(Problem to solve):
Restate the records below word for word, leaving nothing out.

....

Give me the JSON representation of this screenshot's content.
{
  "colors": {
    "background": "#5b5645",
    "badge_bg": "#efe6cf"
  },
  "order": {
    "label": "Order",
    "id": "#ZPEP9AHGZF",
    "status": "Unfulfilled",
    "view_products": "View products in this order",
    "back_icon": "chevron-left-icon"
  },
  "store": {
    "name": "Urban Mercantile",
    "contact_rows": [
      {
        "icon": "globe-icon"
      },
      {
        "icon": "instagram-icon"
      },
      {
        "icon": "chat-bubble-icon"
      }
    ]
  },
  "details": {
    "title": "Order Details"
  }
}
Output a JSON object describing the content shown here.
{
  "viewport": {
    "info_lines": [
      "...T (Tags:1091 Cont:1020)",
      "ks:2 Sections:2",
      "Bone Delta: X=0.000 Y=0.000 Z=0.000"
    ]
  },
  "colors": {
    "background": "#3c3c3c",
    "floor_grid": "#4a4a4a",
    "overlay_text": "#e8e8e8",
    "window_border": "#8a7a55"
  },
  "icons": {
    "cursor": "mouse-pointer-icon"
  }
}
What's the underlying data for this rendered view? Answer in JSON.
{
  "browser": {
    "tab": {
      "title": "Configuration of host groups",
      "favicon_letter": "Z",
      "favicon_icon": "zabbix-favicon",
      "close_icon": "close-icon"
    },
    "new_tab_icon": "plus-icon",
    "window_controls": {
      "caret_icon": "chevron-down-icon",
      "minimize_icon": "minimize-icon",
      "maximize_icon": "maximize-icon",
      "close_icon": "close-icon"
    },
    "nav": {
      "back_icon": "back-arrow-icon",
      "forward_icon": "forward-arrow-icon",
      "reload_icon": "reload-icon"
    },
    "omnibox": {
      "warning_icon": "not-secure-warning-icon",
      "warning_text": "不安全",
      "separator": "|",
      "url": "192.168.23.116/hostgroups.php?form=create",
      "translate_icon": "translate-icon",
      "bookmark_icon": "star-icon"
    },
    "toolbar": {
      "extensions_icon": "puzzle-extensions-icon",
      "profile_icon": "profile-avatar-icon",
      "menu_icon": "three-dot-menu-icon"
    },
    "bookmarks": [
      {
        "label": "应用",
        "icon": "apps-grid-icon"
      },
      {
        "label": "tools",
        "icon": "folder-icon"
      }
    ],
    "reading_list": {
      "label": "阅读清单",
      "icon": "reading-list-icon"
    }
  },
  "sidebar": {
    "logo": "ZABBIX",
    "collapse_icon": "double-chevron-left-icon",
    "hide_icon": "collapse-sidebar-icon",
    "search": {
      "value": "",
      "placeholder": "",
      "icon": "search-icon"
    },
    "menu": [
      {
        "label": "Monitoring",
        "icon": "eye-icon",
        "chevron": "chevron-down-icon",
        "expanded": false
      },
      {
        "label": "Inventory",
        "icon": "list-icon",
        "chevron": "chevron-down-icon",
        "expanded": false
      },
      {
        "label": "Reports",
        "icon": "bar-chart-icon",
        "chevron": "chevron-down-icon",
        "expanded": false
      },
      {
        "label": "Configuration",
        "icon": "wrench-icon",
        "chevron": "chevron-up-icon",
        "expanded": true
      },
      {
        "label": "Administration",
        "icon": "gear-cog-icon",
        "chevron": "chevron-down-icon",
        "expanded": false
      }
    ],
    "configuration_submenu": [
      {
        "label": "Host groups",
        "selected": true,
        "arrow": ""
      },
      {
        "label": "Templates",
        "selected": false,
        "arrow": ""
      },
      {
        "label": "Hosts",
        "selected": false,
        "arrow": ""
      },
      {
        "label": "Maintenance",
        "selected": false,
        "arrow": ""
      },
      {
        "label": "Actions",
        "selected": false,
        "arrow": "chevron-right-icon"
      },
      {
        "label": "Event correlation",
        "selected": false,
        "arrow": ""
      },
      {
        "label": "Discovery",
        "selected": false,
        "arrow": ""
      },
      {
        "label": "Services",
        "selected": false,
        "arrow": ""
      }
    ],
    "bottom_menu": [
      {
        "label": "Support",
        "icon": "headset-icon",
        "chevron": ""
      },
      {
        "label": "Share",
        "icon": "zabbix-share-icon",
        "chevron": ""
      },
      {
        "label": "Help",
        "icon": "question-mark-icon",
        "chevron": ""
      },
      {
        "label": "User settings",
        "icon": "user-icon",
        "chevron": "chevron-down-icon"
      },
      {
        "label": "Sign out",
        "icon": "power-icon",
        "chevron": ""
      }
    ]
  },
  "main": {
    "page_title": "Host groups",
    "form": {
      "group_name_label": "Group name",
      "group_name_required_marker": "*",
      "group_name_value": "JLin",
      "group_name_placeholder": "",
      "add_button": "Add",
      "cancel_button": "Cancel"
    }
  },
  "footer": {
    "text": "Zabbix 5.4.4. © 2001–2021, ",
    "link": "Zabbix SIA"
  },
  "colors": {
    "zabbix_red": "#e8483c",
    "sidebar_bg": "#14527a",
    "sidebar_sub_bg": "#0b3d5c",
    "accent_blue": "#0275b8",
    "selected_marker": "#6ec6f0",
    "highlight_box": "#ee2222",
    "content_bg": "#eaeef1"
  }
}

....

(Task answer):
Give me the JSON representation of this screenshot's content.
{
  "colors": {
    "background": "#5b5645",
    "badge_bg": "#efe6cf"
  },
  "order": {
    "label": "Order",
    "id": "#ZPEP9AHGZF",
    "status": "Unfulfilled",
    "view_products": "View products in this order",
    "back_icon": "chevron-left-icon"
  },
  "store": {
    "name": "Urban Mercantile",
    "contact_rows": [
      {
        "icon": "globe-icon"
      },
      {
        "icon": "instagram-icon"
      },
      {
        "icon": "chat-bubble-icon"
      }
    ]
  },
  "details": {
    "title": "Order Details"
  }
}
Output a JSON object describing the content shown here.
{
  "viewport": {
    "info_lines": [
      "...T (Tags:1091 Cont:1020)",
      "ks:2 Sections:2",
      "Bone Delta: X=0.000 Y=0.000 Z=0.000"
    ]
  },
  "colors": {
    "background": "#3c3c3c",
    "floor_grid": "#4a4a4a",
    "overlay_text": "#e8e8e8",
    "window_border": "#8a7a55"
  },
  "icons": {
    "cursor": "mouse-pointer-icon"
  }
}
What's the underlying data for this rendered view? Answer in JSON.
{
  "browser": {
    "tab": {
      "title": "Configuration of host groups",
      "favicon_letter": "Z",
      "favicon_icon": "zabbix-favicon",
      "close_icon": "close-icon"
    },
    "new_tab_icon": "plus-icon",
    "window_controls": {
      "caret_icon": "chevron-down-icon",
      "minimize_icon": "minimize-icon",
      "maximize_icon": "maximize-icon",
      "close_icon": "close-icon"
    },
    "nav": {
      "back_icon": "back-arrow-icon",
      "forward_icon": "forward-arrow-icon",
      "reload_icon": "reload-icon"
    },
    "omnibox": {
      "warning_icon": "not-secure-warning-icon",
      "warning_text": "不安全",
      "separator": "|",
      "url": "192.168.23.116/hostgroups.php?form=create",
      "translate_icon": "translate-icon",
      "bookmark_icon": "star-icon"
    },
    "toolbar": {
      "extensions_icon": "puzzle-extensions-icon",
      "profile_icon": "profile-avatar-icon",
      "menu_icon": "three-dot-menu-icon"
    },
    "bookmarks": [
      {
        "label": "应用",
        "icon": "apps-grid-icon"
      },
      {
        "label": "tools",
        "icon": "folder-icon"
      }
    ],
    "reading_list": {
      "label": "阅读清单",
      "icon": "reading-list-icon"
    }
  },
  "sidebar": {
    "logo": "ZABBIX",
    "collapse_icon": "double-chevron-left-icon",
    "hide_icon": "collapse-sidebar-icon",
    "search": {
      "value": "",
      "placeholder": "",
      "icon": "search-icon"
    },
    "menu": [
      {
        "label": "Monitoring",
        "icon": "eye-icon",
        "chevron": "chevron-down-icon",
        "expanded": false
      },
      {
        "label": "Inventory",
        "icon": "list-icon",
        "chevron": "chevron-down-icon",
        "expanded": false
      },
      {
        "label": "Reports",
        "icon": "bar-chart-icon",
        "chevron": "chevron-down-icon",
        "expanded": false
      },
      {
        "label": "Configuration",
        "icon": "wrench-icon",
        "chevron": "chevron-up-icon",
        "expanded": true
      },
      {
        "label": "Administration",
        "icon": "gear-cog-icon",
        "chevron": "chevron-down-icon",
        "expanded": false
      }
    ],
    "configuration_submenu": [
      {
        "label": "Host groups",
        "selected": true,
        "arrow": ""
      },
      {
        "label": "Templates",
        "selected": false,
        "arrow": ""
      },
      {
        "label": "Hosts",
        "selected": false,
        "arrow": ""
      },
      {
        "label": "Maintenance",
        "selected": false,
        "arrow": ""
      },
      {
        "label": "Actions",
        "selected": false,
        "arrow": "chevron-right-icon"
      },
      {
        "label": "Event correlation",
        "selected": false,
        "arrow": ""
      },
      {
        "label": "Discovery",
        "selected": false,
        "arrow": ""
      },
      {
        "label": "Services",
        "selected": false,
        "arrow": ""
      }
    ],
    "bottom_menu": [
      {
        "label": "Support",
        "icon": "headset-icon",
        "chevron": ""
      },
      {
        "label": "Share",
        "icon": "zabbix-share-icon",
        "chevron": ""
      },
      {
        "label": "Help",
        "icon": "question-mark-icon",
        "chevron": ""
      },
      {
        "label": "User settings",
        "icon": "user-icon",
        "chevron": "chevron-down-icon"
      },
      {
        "label": "Sign out",
        "icon": "power-icon",
        "chevron": ""
      }
    ]
  },
  "main": {
    "page_title": "Host groups",
    "form": {
      "group_name_label": "Group name",
      "group_name_required_marker": "*",
      "group_name_value": "JLin",
      "group_name_placeholder": "",
      "add_button": "Add",
      "cancel_button": "Cancel"
    }
  },
  "footer": {
    "text": "Zabbix 5.4.4. © 2001–2021, ",
    "link": "Zabbix SIA"
  },
  "colors": {
    "zabbix_red": "#e8483c",
    "sidebar_bg": "#14527a",
    "sidebar_sub_bg": "#0b3d5c",
    "accent_blue": "#0275b8",
    "selected_marker": "#6ec6f0",
    "highlight_box": "#ee2222",
    "content_bg": "#eaeef1"
  }
}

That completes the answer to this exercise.